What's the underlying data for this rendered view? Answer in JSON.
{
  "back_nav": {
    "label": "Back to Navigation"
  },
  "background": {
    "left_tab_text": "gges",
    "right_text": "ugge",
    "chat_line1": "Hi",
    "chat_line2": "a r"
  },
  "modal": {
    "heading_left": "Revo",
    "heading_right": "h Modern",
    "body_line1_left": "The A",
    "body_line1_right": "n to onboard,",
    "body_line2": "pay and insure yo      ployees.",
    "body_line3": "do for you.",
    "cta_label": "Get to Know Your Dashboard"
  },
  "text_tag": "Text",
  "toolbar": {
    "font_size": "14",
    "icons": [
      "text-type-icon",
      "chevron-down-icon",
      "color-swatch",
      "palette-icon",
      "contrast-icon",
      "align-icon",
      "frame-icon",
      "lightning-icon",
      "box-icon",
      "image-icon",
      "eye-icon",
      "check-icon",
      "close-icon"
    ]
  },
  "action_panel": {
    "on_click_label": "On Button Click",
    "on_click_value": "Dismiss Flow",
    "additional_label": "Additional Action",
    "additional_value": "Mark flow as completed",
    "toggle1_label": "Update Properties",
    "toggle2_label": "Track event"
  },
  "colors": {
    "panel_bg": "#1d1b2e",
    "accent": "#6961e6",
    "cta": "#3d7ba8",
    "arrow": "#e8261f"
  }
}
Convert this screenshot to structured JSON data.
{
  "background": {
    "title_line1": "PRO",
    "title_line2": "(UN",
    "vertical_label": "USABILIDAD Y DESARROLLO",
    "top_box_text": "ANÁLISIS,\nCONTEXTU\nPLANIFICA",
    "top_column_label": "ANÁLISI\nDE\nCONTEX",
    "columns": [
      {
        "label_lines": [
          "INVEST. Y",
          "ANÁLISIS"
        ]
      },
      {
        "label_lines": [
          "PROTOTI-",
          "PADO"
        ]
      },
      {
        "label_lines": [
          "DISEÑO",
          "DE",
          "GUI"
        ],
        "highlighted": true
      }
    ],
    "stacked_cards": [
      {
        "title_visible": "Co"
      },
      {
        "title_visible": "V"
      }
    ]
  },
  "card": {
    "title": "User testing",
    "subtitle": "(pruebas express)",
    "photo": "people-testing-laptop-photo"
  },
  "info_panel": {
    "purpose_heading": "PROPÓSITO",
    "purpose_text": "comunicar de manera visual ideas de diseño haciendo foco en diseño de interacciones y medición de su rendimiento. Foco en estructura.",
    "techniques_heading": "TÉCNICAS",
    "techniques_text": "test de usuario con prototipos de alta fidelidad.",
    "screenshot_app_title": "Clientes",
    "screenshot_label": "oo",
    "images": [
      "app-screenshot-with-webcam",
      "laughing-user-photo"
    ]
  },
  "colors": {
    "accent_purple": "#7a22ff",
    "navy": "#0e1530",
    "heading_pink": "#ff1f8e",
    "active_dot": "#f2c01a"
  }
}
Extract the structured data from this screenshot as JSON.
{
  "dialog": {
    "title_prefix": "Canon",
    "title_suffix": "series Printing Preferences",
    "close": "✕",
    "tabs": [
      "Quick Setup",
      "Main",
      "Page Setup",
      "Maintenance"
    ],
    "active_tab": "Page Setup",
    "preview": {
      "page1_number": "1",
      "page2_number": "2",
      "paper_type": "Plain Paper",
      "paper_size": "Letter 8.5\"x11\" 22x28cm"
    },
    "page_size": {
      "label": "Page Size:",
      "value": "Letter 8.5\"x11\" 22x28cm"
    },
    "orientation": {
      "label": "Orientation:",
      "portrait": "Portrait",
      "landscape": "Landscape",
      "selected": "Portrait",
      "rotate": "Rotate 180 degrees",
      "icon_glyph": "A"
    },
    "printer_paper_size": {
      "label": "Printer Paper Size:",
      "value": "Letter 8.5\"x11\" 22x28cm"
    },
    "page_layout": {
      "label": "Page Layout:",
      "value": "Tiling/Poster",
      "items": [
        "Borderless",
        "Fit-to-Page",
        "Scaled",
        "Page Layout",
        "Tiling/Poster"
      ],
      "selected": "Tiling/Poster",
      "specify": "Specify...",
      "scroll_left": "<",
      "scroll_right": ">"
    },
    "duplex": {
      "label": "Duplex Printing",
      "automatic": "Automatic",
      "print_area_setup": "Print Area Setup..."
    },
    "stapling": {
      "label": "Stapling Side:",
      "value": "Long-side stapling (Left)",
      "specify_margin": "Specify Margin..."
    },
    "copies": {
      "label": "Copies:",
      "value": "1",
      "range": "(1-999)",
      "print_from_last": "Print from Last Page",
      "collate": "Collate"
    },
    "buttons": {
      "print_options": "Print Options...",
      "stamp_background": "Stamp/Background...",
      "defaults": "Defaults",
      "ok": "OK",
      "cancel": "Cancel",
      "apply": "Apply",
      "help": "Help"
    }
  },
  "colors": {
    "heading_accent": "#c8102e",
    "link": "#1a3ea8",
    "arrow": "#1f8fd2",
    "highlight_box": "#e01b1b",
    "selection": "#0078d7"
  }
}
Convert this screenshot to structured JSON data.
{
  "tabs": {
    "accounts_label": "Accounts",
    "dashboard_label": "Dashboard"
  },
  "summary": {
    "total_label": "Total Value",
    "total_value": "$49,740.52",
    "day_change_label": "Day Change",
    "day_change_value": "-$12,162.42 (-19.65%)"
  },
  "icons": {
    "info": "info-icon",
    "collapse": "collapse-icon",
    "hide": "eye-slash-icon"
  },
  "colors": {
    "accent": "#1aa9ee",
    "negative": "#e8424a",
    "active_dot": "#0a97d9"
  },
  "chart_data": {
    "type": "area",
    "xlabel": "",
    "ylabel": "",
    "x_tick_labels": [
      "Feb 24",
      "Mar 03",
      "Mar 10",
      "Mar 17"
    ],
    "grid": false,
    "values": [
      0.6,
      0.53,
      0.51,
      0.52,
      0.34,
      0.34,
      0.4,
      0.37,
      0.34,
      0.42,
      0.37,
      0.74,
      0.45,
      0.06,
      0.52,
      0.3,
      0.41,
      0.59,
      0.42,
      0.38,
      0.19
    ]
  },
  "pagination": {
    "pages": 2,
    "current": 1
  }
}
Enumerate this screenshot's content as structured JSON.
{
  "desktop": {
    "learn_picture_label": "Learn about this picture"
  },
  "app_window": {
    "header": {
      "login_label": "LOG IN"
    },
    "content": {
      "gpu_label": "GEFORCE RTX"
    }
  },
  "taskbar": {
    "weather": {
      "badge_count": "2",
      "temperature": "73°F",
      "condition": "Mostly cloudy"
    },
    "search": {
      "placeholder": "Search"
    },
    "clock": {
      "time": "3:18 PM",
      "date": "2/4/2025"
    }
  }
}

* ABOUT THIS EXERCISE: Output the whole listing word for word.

* RESPONSE FOR THIS EXERCISE:
What's the underlying data for this rendered view? Answer in JSON.
{
  "back_nav": {
    "label": "Back to Navigation"
  },
  "background": {
    "left_tab_text": "gges",
    "right_text": "ugge",
    "chat_line1": "Hi",
    "chat_line2": "a r"
  },
  "modal": {
    "heading_left": "Revo",
    "heading_right": "h Modern",
    "body_line1_left": "The A",
    "body_line1_right": "n to onboard,",
    "body_line2": "pay and insure yo      ployees.",
    "body_line3": "do for you.",
    "cta_label": "Get to Know Your Dashboard"
  },
  "text_tag": "Text",
  "toolbar": {
    "font_size": "14",
    "icons": [
      "text-type-icon",
      "chevron-down-icon",
      "color-swatch",
      "palette-icon",
      "contrast-icon",
      "align-icon",
      "frame-icon",
      "lightning-icon",
      "box-icon",
      "image-icon",
      "eye-icon",
      "check-icon",
      "close-icon"
    ]
  },
  "action_panel": {
    "on_click_label": "On Button Click",
    "on_click_value": "Dismiss Flow",
    "additional_label": "Additional Action",
    "additional_value": "Mark flow as completed",
    "toggle1_label": "Update Properties",
    "toggle2_label": "Track event"
  },
  "colors": {
    "panel_bg": "#1d1b2e",
    "accent": "#6961e6",
    "cta": "#3d7ba8",
    "arrow": "#e8261f"
  }
}
Convert this screenshot to structured JSON data.
{
  "background": {
    "title_line1": "PRO",
    "title_line2": "(UN",
    "vertical_label": "USABILIDAD Y DESARROLLO",
    "top_box_text": "ANÁLISIS,\nCONTEXTU\nPLANIFICA",
    "top_column_label": "ANÁLISI\nDE\nCONTEX",
    "columns": [
      {
        "label_lines": [
          "INVEST. Y",
          "ANÁLISIS"
        ]
      },
      {
        "label_lines": [
          "PROTOTI-",
          "PADO"
        ]
      },
      {
        "label_lines": [
          "DISEÑO",
          "DE",
          "GUI"
        ],
        "highlighted": true
      }
    ],
    "stacked_cards": [
      {
        "title_visible": "Co"
      },
      {
        "title_visible": "V"
      }
    ]
  },
  "card": {
    "title": "User testing",
    "subtitle": "(pruebas express)",
    "photo": "people-testing-laptop-photo"
  },
  "info_panel": {
    "purpose_heading": "PROPÓSITO",
    "purpose_text": "comunicar de manera visual ideas de diseño haciendo foco en diseño de interacciones y medición de su rendimiento. Foco en estructura.",
    "techniques_heading": "TÉCNICAS",
    "techniques_text": "test de usuario con prototipos de alta fidelidad.",
    "screenshot_app_title": "Clientes",
    "screenshot_label": "oo",
    "images": [
      "app-screenshot-with-webcam",
      "laughing-user-photo"
    ]
  },
  "colors": {
    "accent_purple": "#7a22ff",
    "navy": "#0e1530",
    "heading_pink": "#ff1f8e",
    "active_dot": "#f2c01a"
  }
}
Extract the structured data from this screenshot as JSON.
{
  "dialog": {
    "title_prefix": "Canon",
    "title_suffix": "series Printing Preferences",
    "close": "✕",
    "tabs": [
      "Quick Setup",
      "Main",
      "Page Setup",
      "Maintenance"
    ],
    "active_tab": "Page Setup",
    "preview": {
      "page1_number": "1",
      "page2_number": "2",
      "paper_type": "Plain Paper",
      "paper_size": "Letter 8.5\"x11\" 22x28cm"
    },
    "page_size": {
      "label": "Page Size:",
      "value": "Letter 8.5\"x11\" 22x28cm"
    },
    "orientation": {
      "label": "Orientation:",
      "portrait": "Portrait",
      "landscape": "Landscape",
      "selected": "Portrait",
      "rotate": "Rotate 180 degrees",
      "icon_glyph": "A"
    },
    "printer_paper_size": {
      "label": "Printer Paper Size:",
      "value": "Letter 8.5\"x11\" 22x28cm"
    },
    "page_layout": {
      "label": "Page Layout:",
      "value": "Tiling/Poster",
      "items": [
        "Borderless",
        "Fit-to-Page",
        "Scaled",
        "Page Layout",
        "Tiling/Poster"
      ],
      "selected": "Tiling/Poster",
      "specify": "Specify...",
      "scroll_left": "<",
      "scroll_right": ">"
    },
    "duplex": {
      "label": "Duplex Printing",
      "automatic": "Automatic",
      "print_area_setup": "Print Area Setup..."
    },
    "stapling": {
      "label": "Stapling Side:",
      "value": "Long-side stapling (Left)",
      "specify_margin": "Specify Margin..."
    },
    "copies": {
      "label": "Copies:",
      "value": "1",
      "range": "(1-999)",
      "print_from_last": "Print from Last Page",
      "collate": "Collate"
    },
    "buttons": {
      "print_options": "Print Options...",
      "stamp_background": "Stamp/Background...",
      "defaults": "Defaults",
      "ok": "OK",
      "cancel": "Cancel",
      "apply": "Apply",
      "help": "Help"
    }
  },
  "colors": {
    "heading_accent": "#c8102e",
    "link": "#1a3ea8",
    "arrow": "#1f8fd2",
    "highlight_box": "#e01b1b",
    "selection": "#0078d7"
  }
}
Convert this screenshot to structured JSON data.
{
  "tabs": {
    "accounts_label": "Accounts",
    "dashboard_label": "Dashboard"
  },
  "summary": {
    "total_label": "Total Value",
    "total_value": "$49,740.52",
    "day_change_label": "Day Change",
    "day_change_value": "-$12,162.42 (-19.65%)"
  },
  "icons": {
    "info": "info-icon",
    "collapse": "collapse-icon",
    "hide": "eye-slash-icon"
  },
  "colors": {
    "accent": "#1aa9ee",
    "negative": "#e8424a",
    "active_dot": "#0a97d9"
  },
  "chart_data": {
    "type": "area",
    "xlabel": "",
    "ylabel": "",
    "x_tick_labels": [
      "Feb 24",
      "Mar 03",
      "Mar 10",
      "Mar 17"
    ],
    "grid": false,
    "values": [
      0.6,
      0.53,
      0.51,
      0.52,
      0.34,
      0.34,
      0.4,
      0.37,
      0.34,
      0.42,
      0.37,
      0.74,
      0.45,
      0.06,
      0.52,
      0.3,
      0.41,
      0.59,
      0.42,
      0.38,
      0.19
    ]
  },
  "pagination": {
    "pages": 2,
    "current": 1
  }
}
Enumerate this screenshot's content as structured JSON.
{
  "desktop": {
    "learn_picture_label": "Learn about this picture"
  },
  "app_window": {
    "header": {
      "login_label": "LOG IN"
    },
    "content": {
      "gpu_label": "GEFORCE RTX"
    }
  },
  "taskbar": {
    "weather": {
      "badge_count": "2",
      "temperature": "73°F",
      "condition": "Mostly cloudy"
    },
    "search": {
      "placeholder": "Search"
    },
    "clock": {
      "time": "3:18 PM",
      "date": "2/4/2025"
    }
  }
}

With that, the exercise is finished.